Jos Museum is a museum in Jos, Nigeria. The museum was established in 1952 by Bernard Fagg and was originally the National Museum. It is an important centre of research into the prehistoric culture of Nigeria, and was recognized as one of the best in the country but fell into ruin. The Pottery Hall in the museum has an exceptional collection of finely crafted pottery from all over Nigeria. The museum boasts some fine specimens of Nok terracotta heads and artifacts dating from between 500 BC to AD 200. It also incorporates the Museum of Traditional Nigerian Architecture with life-size replicas of a variety of buildings, from the walls of Kano and the Mosque at Zaria to a Tiv village. Articles of interest from colonial times relating to the railway and tin mining can also be found on display. A School for Museum Technicians is attached to the museum, established with the help of UNESCO. The Jos Museum is also located beside the zoo.
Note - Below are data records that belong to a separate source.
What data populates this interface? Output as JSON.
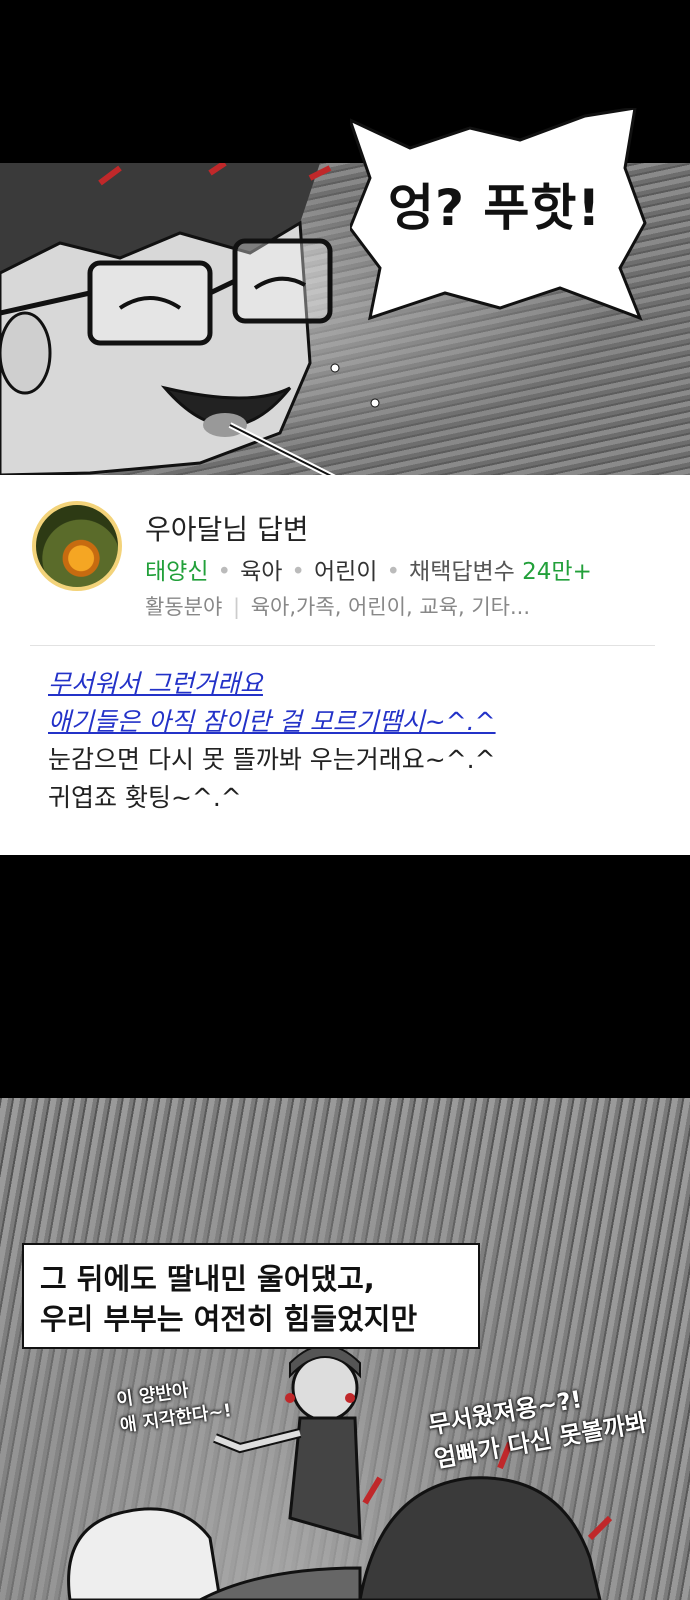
{
  "top_panel": {
    "speech": "엉? 푸핫!"
  },
  "answer_card": {
    "author": "우아달님 답변",
    "rank": "태양신",
    "tags": [
      "육아",
      "어린이"
    ],
    "adopted_label": "채택답변수",
    "adopted_count": "24만+",
    "fields_label": "활동분야",
    "fields": "육아,가족, 어린이, 교육,  기타...",
    "answer_lines": [
      "무서워서 그런거래요",
      "애기들은 아직 잠이란 걸 모르기땜시~^.^",
      "눈감으면 다시 못 뜰까봐 우는거래요~^.^",
      "귀엽죠 홧팅~^.^"
    ],
    "colors": {
      "rank": "#22a03a",
      "count": "#22a03a",
      "link": "#2332c8"
    }
  },
  "bottom_panel": {
    "caption_lines": [
      "그 뒤에도 딸내민 울어댔고,",
      "우리 부부는 여전히 힘들었지만"
    ],
    "handwritten_left": [
      "이 양반아",
      "애 지각한다~!"
    ],
    "handwritten_right": [
      "무서웠져용~?!",
      "엄빠가 다신 못볼까봐"
    ]
  }
}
The National Museum in Jos was commissioned in 1952 by Bernard Fagg, a British archaeologist and museum curator, and is recognised as one of the best museums in the country. It has one large exhibition hall and two smaller ones. The museum is renowned for its archaeology and its Pottery Hall has an exceptional collection of finely crafted clay artworks from all over Nigeria. It is Nigeria’s first major museum of antiquities and the second museum established in the country (after the one in Esie, near Ilorin). The museum is home to some fine specimens of Nok terracotta heads and artefacts dating from between 500 BC and 200 AD.